(Input for this task begins)
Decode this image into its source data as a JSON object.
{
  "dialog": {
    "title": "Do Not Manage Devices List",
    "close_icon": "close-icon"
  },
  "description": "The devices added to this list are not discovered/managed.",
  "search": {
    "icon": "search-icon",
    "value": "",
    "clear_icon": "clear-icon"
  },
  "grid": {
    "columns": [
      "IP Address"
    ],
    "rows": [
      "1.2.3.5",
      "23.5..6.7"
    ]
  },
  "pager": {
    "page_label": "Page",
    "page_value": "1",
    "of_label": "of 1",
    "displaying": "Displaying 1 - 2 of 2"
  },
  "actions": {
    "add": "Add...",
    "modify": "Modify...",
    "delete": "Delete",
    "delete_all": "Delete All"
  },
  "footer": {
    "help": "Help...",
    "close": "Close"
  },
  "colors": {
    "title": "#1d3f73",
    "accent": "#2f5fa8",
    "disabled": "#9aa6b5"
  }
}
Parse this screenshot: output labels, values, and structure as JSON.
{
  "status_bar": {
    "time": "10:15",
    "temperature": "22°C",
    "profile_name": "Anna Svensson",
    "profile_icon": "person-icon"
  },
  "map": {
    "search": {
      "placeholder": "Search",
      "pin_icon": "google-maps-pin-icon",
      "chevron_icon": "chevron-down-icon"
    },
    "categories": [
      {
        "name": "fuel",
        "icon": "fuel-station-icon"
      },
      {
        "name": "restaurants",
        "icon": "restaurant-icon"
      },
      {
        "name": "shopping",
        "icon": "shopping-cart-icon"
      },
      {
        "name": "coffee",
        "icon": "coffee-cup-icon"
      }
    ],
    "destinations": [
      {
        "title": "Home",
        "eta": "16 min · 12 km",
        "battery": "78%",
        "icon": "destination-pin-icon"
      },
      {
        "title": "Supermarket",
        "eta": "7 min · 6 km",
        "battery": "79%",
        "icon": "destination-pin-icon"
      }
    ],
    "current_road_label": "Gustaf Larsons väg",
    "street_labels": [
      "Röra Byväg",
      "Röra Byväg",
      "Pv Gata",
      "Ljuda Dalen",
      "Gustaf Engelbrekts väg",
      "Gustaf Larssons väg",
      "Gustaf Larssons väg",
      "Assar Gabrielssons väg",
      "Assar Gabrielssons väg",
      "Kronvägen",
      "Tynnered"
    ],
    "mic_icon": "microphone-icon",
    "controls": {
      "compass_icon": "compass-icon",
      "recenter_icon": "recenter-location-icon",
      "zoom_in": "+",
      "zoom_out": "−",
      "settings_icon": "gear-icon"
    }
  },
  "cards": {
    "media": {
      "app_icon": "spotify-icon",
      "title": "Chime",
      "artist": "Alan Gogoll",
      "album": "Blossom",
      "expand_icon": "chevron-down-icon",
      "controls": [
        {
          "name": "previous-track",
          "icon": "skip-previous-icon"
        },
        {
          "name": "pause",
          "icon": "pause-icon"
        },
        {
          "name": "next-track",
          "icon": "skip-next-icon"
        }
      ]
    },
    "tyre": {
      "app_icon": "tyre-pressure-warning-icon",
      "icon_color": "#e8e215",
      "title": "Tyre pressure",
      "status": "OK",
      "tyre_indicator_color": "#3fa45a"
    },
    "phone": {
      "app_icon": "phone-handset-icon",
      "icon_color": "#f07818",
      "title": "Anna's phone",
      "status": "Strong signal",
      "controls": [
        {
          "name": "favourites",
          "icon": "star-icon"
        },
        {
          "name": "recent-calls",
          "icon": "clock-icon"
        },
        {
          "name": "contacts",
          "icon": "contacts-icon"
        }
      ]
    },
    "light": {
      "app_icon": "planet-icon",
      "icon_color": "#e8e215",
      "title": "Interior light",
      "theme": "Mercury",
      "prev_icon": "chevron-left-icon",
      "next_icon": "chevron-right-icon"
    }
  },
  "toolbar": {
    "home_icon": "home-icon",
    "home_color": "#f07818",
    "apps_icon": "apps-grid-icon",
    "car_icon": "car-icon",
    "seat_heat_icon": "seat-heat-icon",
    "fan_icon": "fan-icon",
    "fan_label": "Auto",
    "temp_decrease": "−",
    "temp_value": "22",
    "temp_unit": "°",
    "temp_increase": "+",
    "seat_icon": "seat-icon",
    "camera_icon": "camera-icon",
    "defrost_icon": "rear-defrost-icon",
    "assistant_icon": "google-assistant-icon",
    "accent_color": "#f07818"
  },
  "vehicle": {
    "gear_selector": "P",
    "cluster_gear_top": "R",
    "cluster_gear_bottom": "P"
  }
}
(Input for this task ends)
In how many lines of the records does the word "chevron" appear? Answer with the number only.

4